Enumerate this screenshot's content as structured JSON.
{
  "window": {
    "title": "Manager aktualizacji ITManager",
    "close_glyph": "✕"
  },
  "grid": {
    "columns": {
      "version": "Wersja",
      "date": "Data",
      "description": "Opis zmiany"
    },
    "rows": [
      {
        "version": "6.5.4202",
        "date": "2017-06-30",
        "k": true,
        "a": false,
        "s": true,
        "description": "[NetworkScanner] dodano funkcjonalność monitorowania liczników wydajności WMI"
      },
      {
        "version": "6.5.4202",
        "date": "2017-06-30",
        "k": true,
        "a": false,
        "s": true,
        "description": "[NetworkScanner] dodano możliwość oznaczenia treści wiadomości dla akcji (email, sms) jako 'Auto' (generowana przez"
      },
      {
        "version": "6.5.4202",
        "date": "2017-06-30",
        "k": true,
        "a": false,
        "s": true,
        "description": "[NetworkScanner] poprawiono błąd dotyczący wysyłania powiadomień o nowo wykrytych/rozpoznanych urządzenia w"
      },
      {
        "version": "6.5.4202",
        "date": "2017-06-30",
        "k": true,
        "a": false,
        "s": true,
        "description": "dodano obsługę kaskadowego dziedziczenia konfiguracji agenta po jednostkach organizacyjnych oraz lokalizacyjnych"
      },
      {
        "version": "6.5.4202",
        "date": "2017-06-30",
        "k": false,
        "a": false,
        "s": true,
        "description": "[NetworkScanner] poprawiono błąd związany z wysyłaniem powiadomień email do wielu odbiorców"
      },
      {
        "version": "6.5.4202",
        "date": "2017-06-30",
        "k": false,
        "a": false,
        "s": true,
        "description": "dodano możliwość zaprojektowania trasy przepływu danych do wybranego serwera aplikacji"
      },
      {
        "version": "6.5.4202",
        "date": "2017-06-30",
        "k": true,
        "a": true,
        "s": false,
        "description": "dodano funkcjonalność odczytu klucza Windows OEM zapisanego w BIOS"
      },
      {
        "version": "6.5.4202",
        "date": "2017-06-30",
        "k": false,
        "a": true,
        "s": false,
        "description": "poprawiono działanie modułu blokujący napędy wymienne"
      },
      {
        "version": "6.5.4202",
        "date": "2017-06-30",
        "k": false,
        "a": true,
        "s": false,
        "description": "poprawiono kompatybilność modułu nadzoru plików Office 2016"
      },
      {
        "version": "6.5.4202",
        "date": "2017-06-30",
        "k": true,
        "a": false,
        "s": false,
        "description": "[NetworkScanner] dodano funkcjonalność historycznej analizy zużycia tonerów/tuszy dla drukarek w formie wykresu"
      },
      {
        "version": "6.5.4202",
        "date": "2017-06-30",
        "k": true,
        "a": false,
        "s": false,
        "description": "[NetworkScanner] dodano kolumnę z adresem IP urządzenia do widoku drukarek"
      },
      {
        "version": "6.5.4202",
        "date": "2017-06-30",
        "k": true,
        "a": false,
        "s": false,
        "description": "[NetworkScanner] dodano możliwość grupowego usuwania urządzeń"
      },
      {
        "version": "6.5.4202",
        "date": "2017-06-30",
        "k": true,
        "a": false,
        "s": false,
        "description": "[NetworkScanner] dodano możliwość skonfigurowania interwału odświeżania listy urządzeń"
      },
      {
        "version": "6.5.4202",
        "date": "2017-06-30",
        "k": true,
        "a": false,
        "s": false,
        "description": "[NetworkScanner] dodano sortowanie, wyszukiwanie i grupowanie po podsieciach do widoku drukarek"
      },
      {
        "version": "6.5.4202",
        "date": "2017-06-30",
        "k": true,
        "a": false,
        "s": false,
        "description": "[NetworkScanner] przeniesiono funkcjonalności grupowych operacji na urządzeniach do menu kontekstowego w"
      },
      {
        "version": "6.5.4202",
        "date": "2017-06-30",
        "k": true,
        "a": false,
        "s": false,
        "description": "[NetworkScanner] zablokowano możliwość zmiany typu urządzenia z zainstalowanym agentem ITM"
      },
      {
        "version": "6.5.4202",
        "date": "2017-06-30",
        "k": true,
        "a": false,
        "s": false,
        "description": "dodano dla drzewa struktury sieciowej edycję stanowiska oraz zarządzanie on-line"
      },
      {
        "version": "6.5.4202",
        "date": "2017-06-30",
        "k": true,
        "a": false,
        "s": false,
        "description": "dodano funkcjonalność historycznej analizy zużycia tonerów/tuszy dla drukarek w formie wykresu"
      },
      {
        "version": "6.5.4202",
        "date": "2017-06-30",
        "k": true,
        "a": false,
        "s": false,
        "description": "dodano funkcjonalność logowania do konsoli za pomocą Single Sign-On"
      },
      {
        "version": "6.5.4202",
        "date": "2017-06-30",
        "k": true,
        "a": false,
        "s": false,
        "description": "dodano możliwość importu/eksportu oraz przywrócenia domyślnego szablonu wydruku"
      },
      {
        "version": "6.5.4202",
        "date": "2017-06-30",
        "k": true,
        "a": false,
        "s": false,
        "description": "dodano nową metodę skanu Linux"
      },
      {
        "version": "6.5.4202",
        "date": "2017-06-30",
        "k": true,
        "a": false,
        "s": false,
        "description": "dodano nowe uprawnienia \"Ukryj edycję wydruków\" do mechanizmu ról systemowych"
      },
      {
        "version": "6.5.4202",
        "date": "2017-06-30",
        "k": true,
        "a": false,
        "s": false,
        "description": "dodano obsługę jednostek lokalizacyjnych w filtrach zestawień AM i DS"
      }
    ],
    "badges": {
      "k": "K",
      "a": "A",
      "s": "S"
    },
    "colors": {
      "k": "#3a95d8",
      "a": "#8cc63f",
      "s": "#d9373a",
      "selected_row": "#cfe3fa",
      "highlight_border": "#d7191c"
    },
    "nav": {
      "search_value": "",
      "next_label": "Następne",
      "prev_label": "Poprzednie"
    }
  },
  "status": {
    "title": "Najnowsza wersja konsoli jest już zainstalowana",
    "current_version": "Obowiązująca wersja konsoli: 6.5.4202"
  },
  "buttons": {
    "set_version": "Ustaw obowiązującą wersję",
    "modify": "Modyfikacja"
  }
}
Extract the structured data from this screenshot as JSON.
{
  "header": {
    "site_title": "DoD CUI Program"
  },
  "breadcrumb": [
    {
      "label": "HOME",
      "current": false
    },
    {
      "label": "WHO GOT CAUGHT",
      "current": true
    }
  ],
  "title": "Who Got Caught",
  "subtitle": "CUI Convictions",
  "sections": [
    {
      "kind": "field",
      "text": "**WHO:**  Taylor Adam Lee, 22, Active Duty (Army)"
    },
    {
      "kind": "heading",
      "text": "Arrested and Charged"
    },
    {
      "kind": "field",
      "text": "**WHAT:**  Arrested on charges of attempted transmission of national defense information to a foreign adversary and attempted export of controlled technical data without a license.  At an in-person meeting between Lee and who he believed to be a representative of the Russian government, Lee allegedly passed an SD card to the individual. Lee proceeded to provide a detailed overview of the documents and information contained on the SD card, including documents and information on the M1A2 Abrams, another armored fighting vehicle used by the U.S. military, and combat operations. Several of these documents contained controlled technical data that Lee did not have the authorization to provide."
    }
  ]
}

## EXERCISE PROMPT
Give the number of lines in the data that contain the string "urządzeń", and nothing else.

## TASK RESPONSE
2